History of Paso Robles
Paso Robles is a city located in San Luis Obispo County, California. The area was first inhabited by the Salinan people, who were hunter-gatherers and had been living in the region for thousands of years. In the late 18th century, Spanish explorers arrived in the area, and in 1797, Father Junipero Serra, a Franciscan missionary, established the Mission San Miguel Arcangel in the region, which became an important stop on the El Camino Real.
In 1846, California became a part of the United States, and the land that is now Paso Robles was granted to James H. Blackburn as part of a Mexican land grant. Blackburn sold the land to two men named Daniel D. Blackburn and James P. Blackburn, who established the town of Paso Robles in 1857. The town was named after the El Paso de Robles, which was a natural watering hole that was used by travelers along the El Camino Real.

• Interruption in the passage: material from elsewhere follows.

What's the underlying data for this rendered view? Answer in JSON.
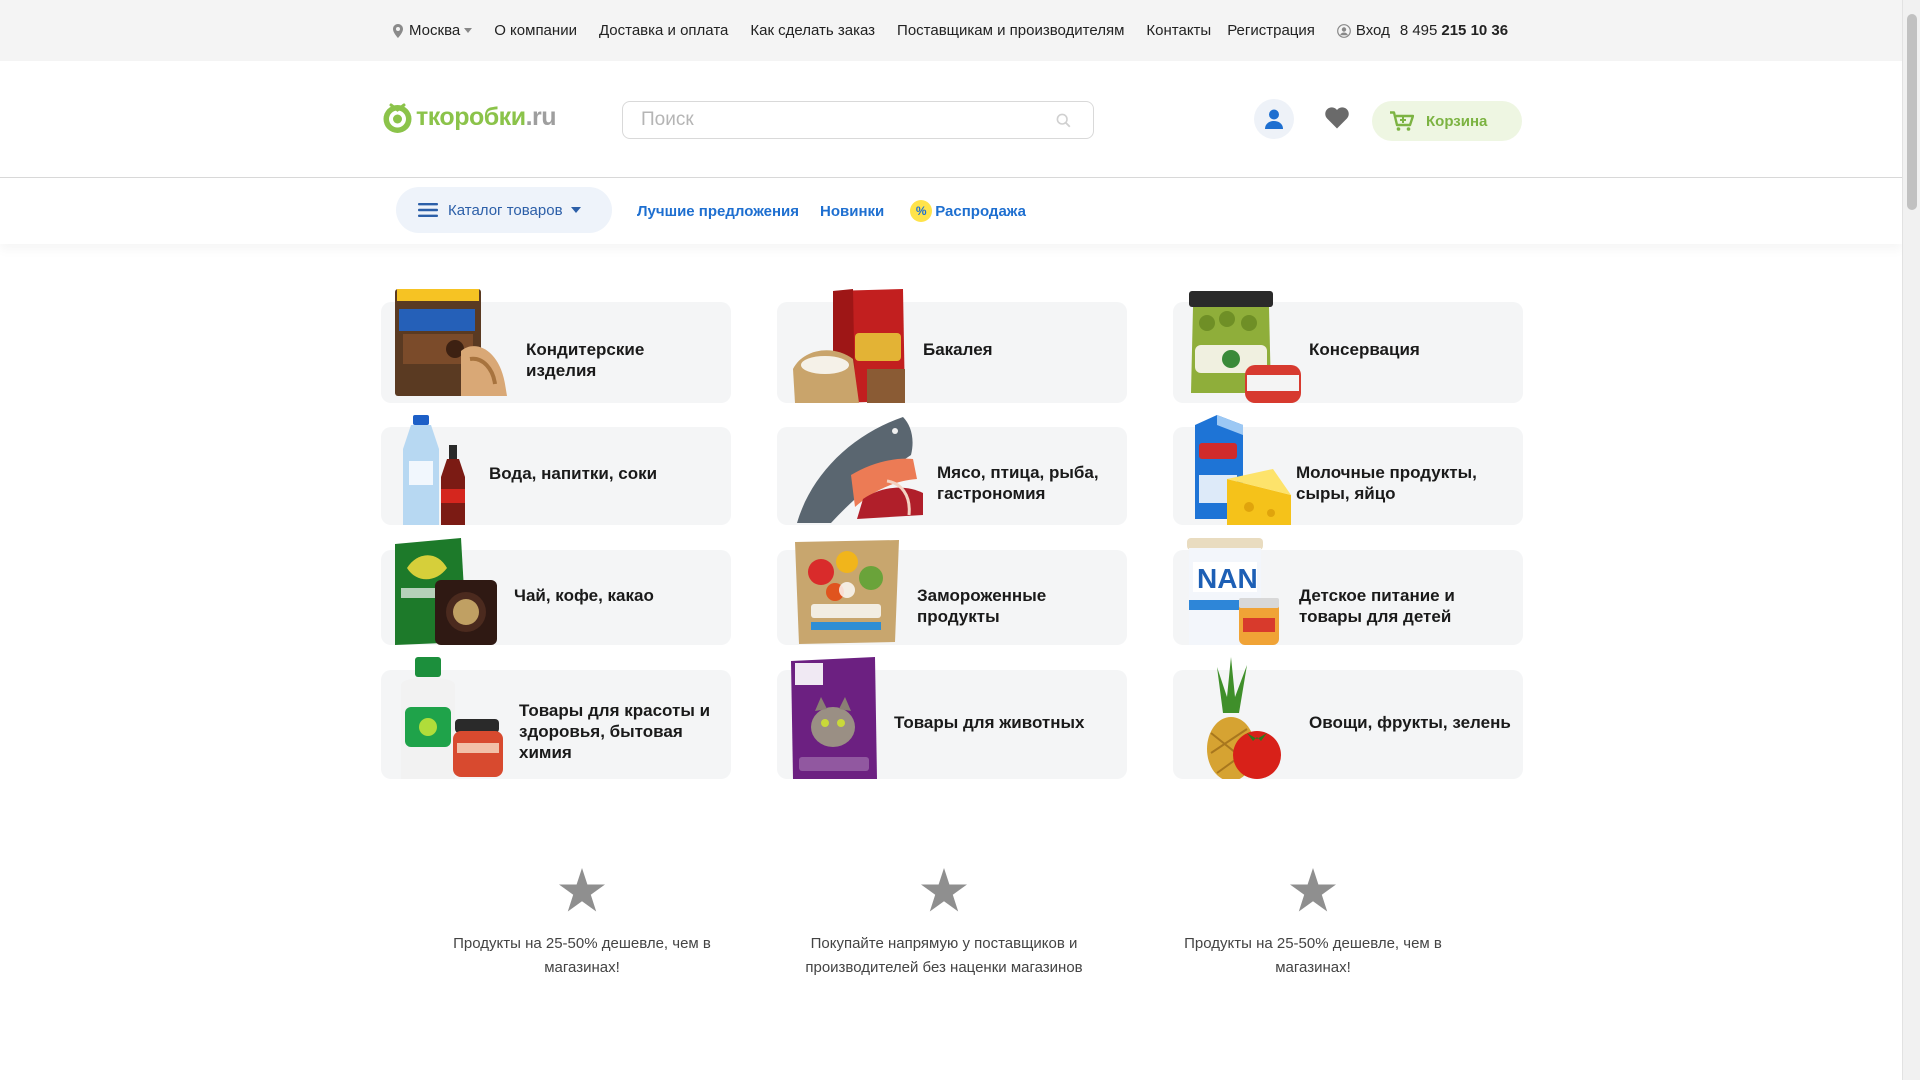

In the late 19th century, the area became known for its hot springs, which were believed to have healing properties. In 1889, the first hotel was built near the hot springs, and the town became a popular destination for tourists seeking relaxation and health benefits. In 1890, the Paso Robles Hot Springs Resort was built, which became one of the largest resorts in California, with 27 acres of gardens, hot springs pools, and a 125-room hotel.

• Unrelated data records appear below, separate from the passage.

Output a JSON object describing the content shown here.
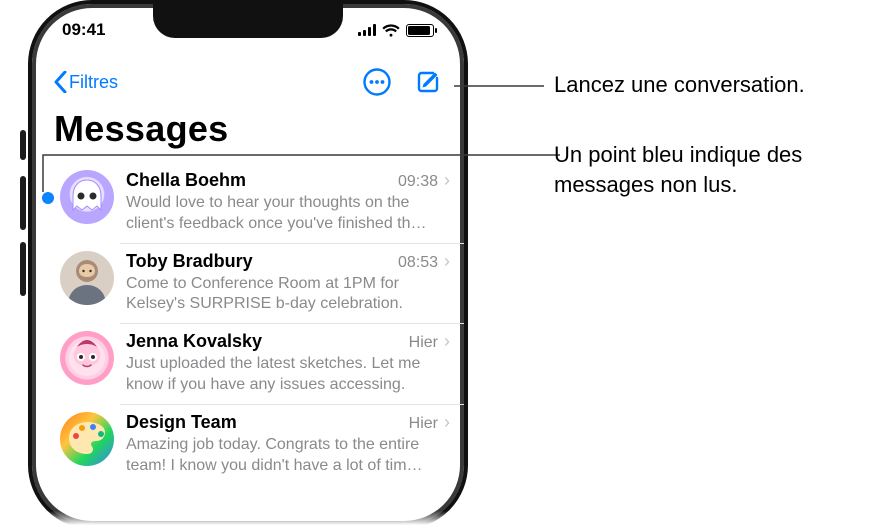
{
  "status": {
    "time": "09:41"
  },
  "nav": {
    "back_label": "Filtres",
    "more_label": "Plus",
    "compose_label": "Rédiger"
  },
  "title": "Messages",
  "conversations": [
    {
      "name": "Chella Boehm",
      "time": "09:38",
      "preview": "Would love to hear your thoughts on the client's feedback once you've finished th…",
      "unread": true,
      "avatar_kind": "memoji-ghost"
    },
    {
      "name": "Toby Bradbury",
      "time": "08:53",
      "preview": "Come to Conference Room at 1PM for Kelsey's SURPRISE b-day celebration.",
      "unread": false,
      "avatar_kind": "photo"
    },
    {
      "name": "Jenna Kovalsky",
      "time": "Hier",
      "preview": "Just uploaded the latest sketches. Let me know if you have any issues accessing.",
      "unread": false,
      "avatar_kind": "memoji-face"
    },
    {
      "name": "Design Team",
      "time": "Hier",
      "preview": "Amazing job today. Congrats to the entire team! I know you didn't have a lot of tim…",
      "unread": false,
      "avatar_kind": "palette"
    }
  ],
  "callouts": {
    "compose": "Lancez une conversation.",
    "unread": "Un point bleu indique des messages non lus."
  }
}
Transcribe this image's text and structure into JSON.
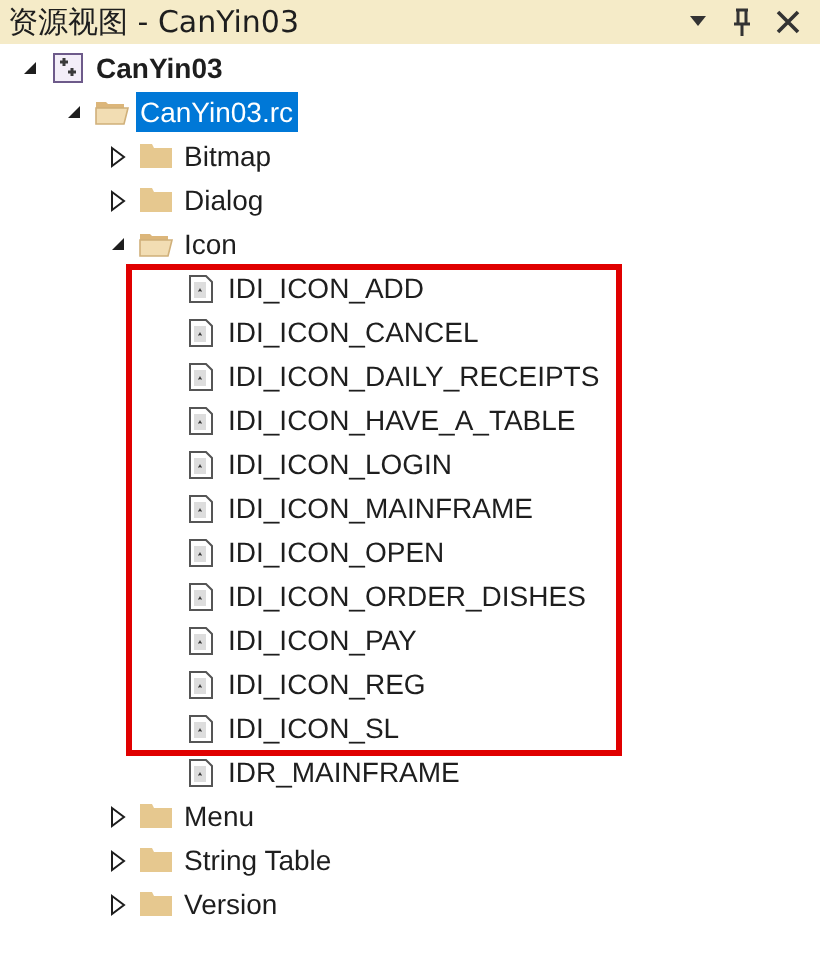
{
  "window": {
    "title": "资源视图 - CanYin03"
  },
  "tree": [
    {
      "label": "CanYin03",
      "kind": "project",
      "expanded": true,
      "selected": false,
      "children": [
        {
          "label": "CanYin03.rc",
          "kind": "folder",
          "expanded": true,
          "selected": true,
          "children": [
            {
              "label": "Bitmap",
              "kind": "folder",
              "expanded": false,
              "selected": false
            },
            {
              "label": "Dialog",
              "kind": "folder",
              "expanded": false,
              "selected": false
            },
            {
              "label": "Icon",
              "kind": "folder",
              "expanded": true,
              "selected": false,
              "children": [
                {
                  "kind": "annotation_frame",
                  "children": [
                    {
                      "label": "IDI_ICON_ADD",
                      "kind": "resource",
                      "selected": false
                    },
                    {
                      "label": "IDI_ICON_CANCEL",
                      "kind": "resource",
                      "selected": false
                    },
                    {
                      "label": "IDI_ICON_DAILY_RECEIPTS",
                      "kind": "resource",
                      "selected": false
                    },
                    {
                      "label": "IDI_ICON_HAVE_A_TABLE",
                      "kind": "resource",
                      "selected": false
                    },
                    {
                      "label": "IDI_ICON_LOGIN",
                      "kind": "resource",
                      "selected": false
                    },
                    {
                      "label": "IDI_ICON_MAINFRAME",
                      "kind": "resource",
                      "selected": false
                    },
                    {
                      "label": "IDI_ICON_OPEN",
                      "kind": "resource",
                      "selected": false
                    },
                    {
                      "label": "IDI_ICON_ORDER_DISHES",
                      "kind": "resource",
                      "selected": false
                    },
                    {
                      "label": "IDI_ICON_PAY",
                      "kind": "resource",
                      "selected": false
                    },
                    {
                      "label": "IDI_ICON_REG",
                      "kind": "resource",
                      "selected": false
                    },
                    {
                      "label": "IDI_ICON_SL",
                      "kind": "resource",
                      "selected": false
                    }
                  ]
                },
                {
                  "label": "IDR_MAINFRAME",
                  "kind": "resource",
                  "selected": false
                }
              ]
            },
            {
              "label": "Menu",
              "kind": "folder",
              "expanded": false,
              "selected": false
            },
            {
              "label": "String Table",
              "kind": "folder",
              "expanded": false,
              "selected": false
            },
            {
              "label": "Version",
              "kind": "folder",
              "expanded": false,
              "selected": false
            }
          ]
        }
      ]
    }
  ]
}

The early 20th century was a time of growth and development for Paso Robles. The town’s population grew, and many new buildings were constructed, including a Carnegie Library in 1908 and a new city hall in 1917. The area also became known for its vineyards and wineries, and in 1944, Paso Robles was designated as an American Viticultural Area (AVA).
Paso Robles has experienced many challenges over the years. In 1926, a major earthquake struck the area, causing significant damage to buildings and infrastructure. In the 1940s, the U.S. Army established Camp Roberts, a military base, near Paso Robles, which brought many new residents to the area but also caused some social and economic disruption.

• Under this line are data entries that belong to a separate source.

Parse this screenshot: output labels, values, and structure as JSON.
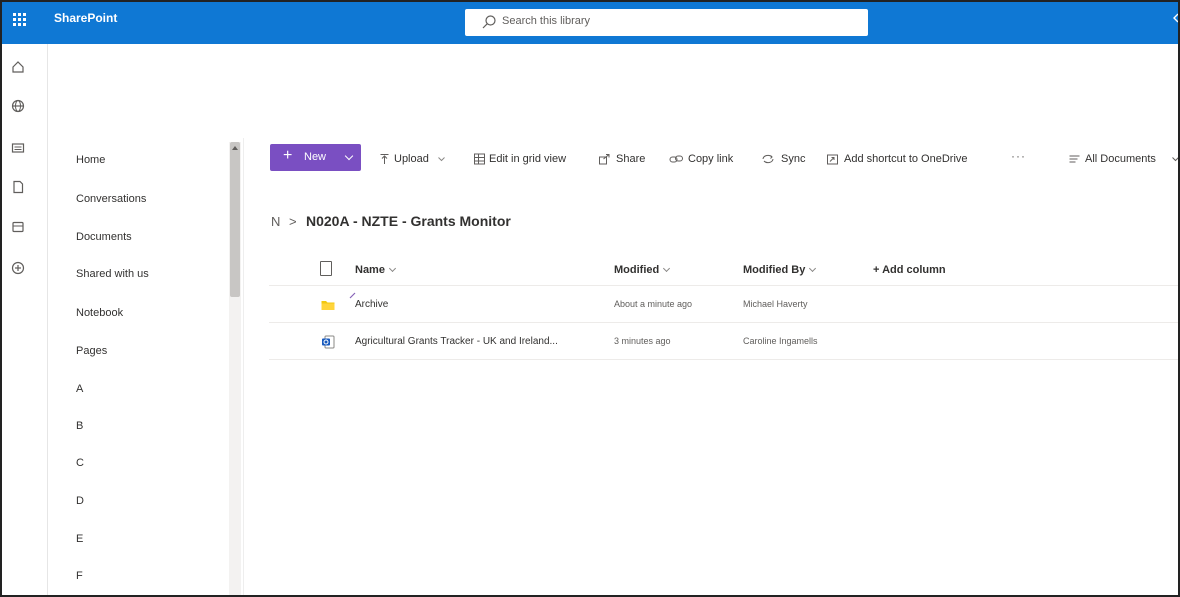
{
  "app": {
    "name": "SharePoint"
  },
  "search": {
    "placeholder": "Search this library"
  },
  "rail": {
    "icons": [
      "home-icon",
      "globe-icon",
      "news-icon",
      "document-icon",
      "lists-icon",
      "add-icon"
    ]
  },
  "nav": {
    "items": [
      "Home",
      "Conversations",
      "Documents",
      "Shared with us",
      "Notebook",
      "Pages",
      "A",
      "B",
      "C",
      "D",
      "E",
      "F"
    ]
  },
  "command": {
    "new": "New",
    "upload": "Upload",
    "edit_grid": "Edit in grid view",
    "share": "Share",
    "copy_link": "Copy link",
    "sync": "Sync",
    "add_shortcut": "Add shortcut to OneDrive",
    "more": "···",
    "view": "All Documents"
  },
  "breadcrumb": {
    "root": "N",
    "separator": ">",
    "current": "N020A - NZTE - Grants Monitor"
  },
  "list": {
    "columns": {
      "name": "Name",
      "modified": "Modified",
      "modified_by": "Modified By",
      "add_column": "+ Add column"
    },
    "rows": [
      {
        "type": "folder",
        "name": "Archive",
        "modified": "About a minute ago",
        "modified_by": "Michael Haverty"
      },
      {
        "type": "document",
        "name": "Agricultural Grants Tracker - UK and Ireland...",
        "modified": "3 minutes ago",
        "modified_by": "Caroline Ingamells"
      }
    ]
  },
  "colors": {
    "suite_bar": "#0f78d4",
    "new_button": "#7a4fc2",
    "folder": "#f2c811",
    "doc_icon": "#185abd"
  }
}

Despite these challenges, Paso Robles continued to grow and develop. In the 1950s and 1960s, the area experienced significant suburbanization, as many people moved to the region seeking a better quality of life. The town continued to thrive in the following decades, with many new businesses and housing developments being established.
Today, Paso Robles is a thriving city with a population of over 32,000 people. It is known for its wineries, hot springs, and beautiful natural surroundings, including the nearby Lake Nacimiento and Lake San Antonio. The town is also home to a number of annual events and festivals, including the Paso Robles Wine Festival, the California Mid-State Fair, and the Olive Festival.
In conclusion, Paso Robles has a rich and diverse history that spans thousands of years. From its early days as a watering hole on the El Camino Real to its current status as a popular tourist destination, the town has played an important role in the development of California. Despite the challenges it has faced over the years, Paso Robles has remained a resilient and vibrant community, and it continues to be an important part of the state’s cultural and economic landscape.